Copy each entry verbatim, excluding its images.

[[ Extracted entries, beginning ]]

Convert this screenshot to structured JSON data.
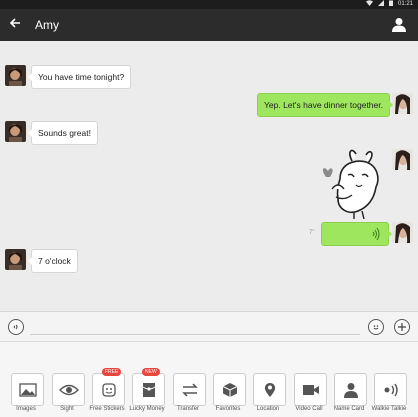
{
  "status_bar": {
    "time": "01:21"
  },
  "header": {
    "back_icon": "back-arrow-icon",
    "title": "Amy",
    "profile_icon": "person-icon"
  },
  "messages": [
    {
      "side": "left",
      "type": "text",
      "text": "You have time tonight?"
    },
    {
      "side": "right",
      "type": "text",
      "text": "Yep. Let's have dinner together."
    },
    {
      "side": "left",
      "type": "text",
      "text": "Sounds great!"
    },
    {
      "side": "right",
      "type": "sticker",
      "sticker": "rabbit-sticker"
    },
    {
      "side": "right",
      "type": "voice",
      "duration": "7\""
    },
    {
      "side": "left",
      "type": "text",
      "text": "7 o'clock"
    }
  ],
  "input_bar": {
    "voice_icon": "voice-icon",
    "emoji_icon": "emoji-icon",
    "add_icon": "plus-icon"
  },
  "toolbar": [
    {
      "label": "Images",
      "icon": "image-icon"
    },
    {
      "label": "Sight",
      "icon": "eye-icon"
    },
    {
      "label": "Free Stickers",
      "icon": "sticker-icon",
      "badge": "FREE"
    },
    {
      "label": "Lucky Money",
      "icon": "red-packet-icon",
      "badge": "NEW"
    },
    {
      "label": "Transfer",
      "icon": "transfer-icon"
    },
    {
      "label": "Favorites",
      "icon": "cube-icon"
    },
    {
      "label": "Location",
      "icon": "location-pin-icon"
    },
    {
      "label": "Video Call",
      "icon": "video-camera-icon"
    },
    {
      "label": "Name Card",
      "icon": "name-card-icon"
    },
    {
      "label": "Walkie Talkie",
      "icon": "walkie-talkie-icon"
    }
  ],
  "colors": {
    "header_bg": "#2c2c2c",
    "sent_bubble": "#9fe65f",
    "received_bubble": "#ffffff",
    "badge": "#e8453c",
    "chat_bg": "#ececec"
  }
}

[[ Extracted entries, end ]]

* Exercise output *
Convert this screenshot to structured JSON data.
{
  "status_bar": {
    "time": "01:21"
  },
  "header": {
    "back_icon": "back-arrow-icon",
    "title": "Amy",
    "profile_icon": "person-icon"
  },
  "messages": [
    {
      "side": "left",
      "type": "text",
      "text": "You have time tonight?"
    },
    {
      "side": "right",
      "type": "text",
      "text": "Yep. Let's have dinner together."
    },
    {
      "side": "left",
      "type": "text",
      "text": "Sounds great!"
    },
    {
      "side": "right",
      "type": "sticker",
      "sticker": "rabbit-sticker"
    },
    {
      "side": "right",
      "type": "voice",
      "duration": "7\""
    },
    {
      "side": "left",
      "type": "text",
      "text": "7 o'clock"
    }
  ],
  "input_bar": {
    "voice_icon": "voice-icon",
    "emoji_icon": "emoji-icon",
    "add_icon": "plus-icon"
  },
  "toolbar": [
    {
      "label": "Images",
      "icon": "image-icon"
    },
    {
      "label": "Sight",
      "icon": "eye-icon"
    },
    {
      "label": "Free Stickers",
      "icon": "sticker-icon",
      "badge": "FREE"
    },
    {
      "label": "Lucky Money",
      "icon": "red-packet-icon",
      "badge": "NEW"
    },
    {
      "label": "Transfer",
      "icon": "transfer-icon"
    },
    {
      "label": "Favorites",
      "icon": "cube-icon"
    },
    {
      "label": "Location",
      "icon": "location-pin-icon"
    },
    {
      "label": "Video Call",
      "icon": "video-camera-icon"
    },
    {
      "label": "Name Card",
      "icon": "name-card-icon"
    },
    {
      "label": "Walkie Talkie",
      "icon": "walkie-talkie-icon"
    }
  ],
  "colors": {
    "header_bg": "#2c2c2c",
    "sent_bubble": "#9fe65f",
    "received_bubble": "#ffffff",
    "badge": "#e8453c",
    "chat_bg": "#ececec"
  }
}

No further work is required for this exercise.